Offbeat Humor and Favorite Addictions; Jim Jarmusch's "Coffee & Cigarettes"
by Peter Brunette
[Peter Brunette reviewed this film in September 2003 at
the Toronto International Film Festival.]
While it's not exactly clear who will want to plunk down 10 bucks to see it, Jim Jarmusch's new film "Coffee & Cigarettes" is a delight from beginning to end. Or mostly. Arranged as a series of vignettes featuring well-known personalities, some who have appeared earlier in Jarmusch's work, some who have not, the film is a droll, ironic look at two of our favorite addictions. More than a few of the episodes are downright hilarious, a few more are perfectly amusing even if they don't make you split a gut, and only a couple, happily, are complete misfires. But the off-beat, often absurdist humor displayed here is the sort of in-crowd joshing that Jarmusch is famous for, and one wonders how many people are going to get the joke or even stick around for the punchline. In other words, this film isn't going to play very well in Peoria, and it probably won't even get there.
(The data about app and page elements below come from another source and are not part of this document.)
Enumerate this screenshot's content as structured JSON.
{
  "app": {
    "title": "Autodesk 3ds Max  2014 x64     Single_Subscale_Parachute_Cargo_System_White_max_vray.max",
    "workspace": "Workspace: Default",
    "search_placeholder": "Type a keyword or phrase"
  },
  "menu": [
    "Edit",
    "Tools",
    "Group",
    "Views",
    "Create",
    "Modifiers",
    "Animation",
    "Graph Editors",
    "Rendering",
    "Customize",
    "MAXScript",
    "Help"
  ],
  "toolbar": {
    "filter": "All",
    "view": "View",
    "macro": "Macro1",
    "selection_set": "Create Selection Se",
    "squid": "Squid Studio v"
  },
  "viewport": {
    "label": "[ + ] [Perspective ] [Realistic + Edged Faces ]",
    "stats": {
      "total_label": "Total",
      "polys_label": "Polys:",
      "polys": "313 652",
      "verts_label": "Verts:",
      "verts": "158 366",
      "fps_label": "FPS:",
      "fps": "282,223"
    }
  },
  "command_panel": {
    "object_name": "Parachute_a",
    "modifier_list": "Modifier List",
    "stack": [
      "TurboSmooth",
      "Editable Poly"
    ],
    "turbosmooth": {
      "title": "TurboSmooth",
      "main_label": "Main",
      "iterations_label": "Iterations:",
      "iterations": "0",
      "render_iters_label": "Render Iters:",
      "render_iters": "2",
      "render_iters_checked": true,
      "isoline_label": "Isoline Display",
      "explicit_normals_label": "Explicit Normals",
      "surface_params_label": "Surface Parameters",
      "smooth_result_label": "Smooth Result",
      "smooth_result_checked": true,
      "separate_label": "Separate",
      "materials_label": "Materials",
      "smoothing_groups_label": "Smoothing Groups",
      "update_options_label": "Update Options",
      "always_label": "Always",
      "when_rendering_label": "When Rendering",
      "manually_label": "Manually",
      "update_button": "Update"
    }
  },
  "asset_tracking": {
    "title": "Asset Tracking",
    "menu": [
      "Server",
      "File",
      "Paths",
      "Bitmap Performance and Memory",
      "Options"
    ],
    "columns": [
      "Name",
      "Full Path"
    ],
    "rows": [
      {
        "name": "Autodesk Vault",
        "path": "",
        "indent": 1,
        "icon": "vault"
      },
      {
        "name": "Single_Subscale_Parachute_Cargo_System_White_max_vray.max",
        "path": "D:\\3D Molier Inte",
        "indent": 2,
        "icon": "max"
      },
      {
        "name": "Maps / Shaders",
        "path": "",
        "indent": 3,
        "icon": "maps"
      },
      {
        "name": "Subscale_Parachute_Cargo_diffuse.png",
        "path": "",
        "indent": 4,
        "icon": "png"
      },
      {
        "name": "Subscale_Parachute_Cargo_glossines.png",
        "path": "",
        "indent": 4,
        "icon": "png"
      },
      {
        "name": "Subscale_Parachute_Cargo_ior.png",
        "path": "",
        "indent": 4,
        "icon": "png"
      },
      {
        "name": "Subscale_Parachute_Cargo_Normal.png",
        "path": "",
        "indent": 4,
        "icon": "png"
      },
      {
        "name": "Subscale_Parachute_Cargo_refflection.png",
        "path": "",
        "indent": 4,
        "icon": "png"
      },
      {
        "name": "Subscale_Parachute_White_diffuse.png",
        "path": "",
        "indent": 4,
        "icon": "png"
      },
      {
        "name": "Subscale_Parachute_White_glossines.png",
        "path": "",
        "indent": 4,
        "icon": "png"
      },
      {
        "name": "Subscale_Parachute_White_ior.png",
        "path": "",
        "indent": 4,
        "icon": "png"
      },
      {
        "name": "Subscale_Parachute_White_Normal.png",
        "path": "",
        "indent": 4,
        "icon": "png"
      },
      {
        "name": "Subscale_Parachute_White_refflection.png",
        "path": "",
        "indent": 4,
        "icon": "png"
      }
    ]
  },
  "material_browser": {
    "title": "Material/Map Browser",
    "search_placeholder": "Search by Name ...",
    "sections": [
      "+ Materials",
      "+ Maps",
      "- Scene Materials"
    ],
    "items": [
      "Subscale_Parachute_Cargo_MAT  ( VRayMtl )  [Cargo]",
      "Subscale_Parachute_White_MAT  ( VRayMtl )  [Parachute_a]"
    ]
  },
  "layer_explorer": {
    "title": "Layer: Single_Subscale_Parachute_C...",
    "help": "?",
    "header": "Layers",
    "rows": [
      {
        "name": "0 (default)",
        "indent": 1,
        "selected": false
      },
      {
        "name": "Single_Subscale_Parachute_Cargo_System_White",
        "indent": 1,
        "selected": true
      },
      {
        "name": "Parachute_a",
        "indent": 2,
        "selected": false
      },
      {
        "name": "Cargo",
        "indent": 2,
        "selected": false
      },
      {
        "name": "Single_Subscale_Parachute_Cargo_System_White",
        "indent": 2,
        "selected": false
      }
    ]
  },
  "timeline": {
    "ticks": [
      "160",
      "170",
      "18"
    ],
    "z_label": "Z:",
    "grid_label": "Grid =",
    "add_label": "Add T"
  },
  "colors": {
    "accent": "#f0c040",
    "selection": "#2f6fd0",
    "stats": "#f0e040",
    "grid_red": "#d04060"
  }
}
One of the best episodes, featuring Hollywood-based British actor Alfred Molina ("Frida") and British comedian and actor Steve Coogan ("24 Hour Party People"), is a masterpiece of comic timing. The actors, playing themselves, vie subtly and hilariously for psychological dominance. One confesses the typical "huge admiration" for the other, but the second only replies, "Well, I'm very aware of you." Another beauty of a sequence, "Somewhere in California," showcases a ravaged duo, Iggy Pop and Tom Waits, engaged in a similar sort of passive-aggressive warfare that masquerades as good fellowship. A third focuses hilariously on Bill Murray's weird interactions with two guys from the Wu-Tang Clan.
Another episode features Steve Buscemi playing a racist redneck, while "No Problem" is a masterpiece of miscommunication, with two Claire Denis regulars -- Alex Descas and Isaach de Bankol -- managing to have an entire conversation without saying a single meaningful thing to each other. Cate Blanchett plays opposite herself, as a blonde movie star who's self-reflexively rather embarrassed by her fame, and as the star's resentful and slightly whorish brunette cousin. If we needed further proof of Blanchett's great acting gifts, here it is in miniature form.
Running jokes about nicotine and caffeine, especially their deleterious effects on the human body, nicely structure the film. In an episode starring the overexposed Italian comic actor Roberto Benigni, stand-up comic Steven Wright says he drinks lots of coffee so that he can dream faster. Tom Waits justifies having a cigarette because he has quit smoking. The film is also kept together by means of reappearing camera angles and distances, and a repeated shot of café tables on which the addictive substances are spread out like a Dutch still life, though this time shot from above.
Some of the episodes, inevitably, are less effective than others. In "Rene," a woman named Rene, sporting a bouffant 1960s hairdo, looks through a gun catalogue while an importuning waiter keeps adding coffee to her cup, continually upsetting the balance of sugar, cream, and temperature. In another, a young man demonstrates his Tesla coil for a young woman, only to be bested by her in scientific understanding.
These are only slight blemishes, however. Overall "Coffee & Cigarettes" is basically great stuff, and though apparently the most lightweight material imaginable, the film actually manages to shed some light -- and often some very funny light -- on the inherent weirdness of the social interactions of all our daily lives. It turns out, of course, that we communicate even more when we're not communicating.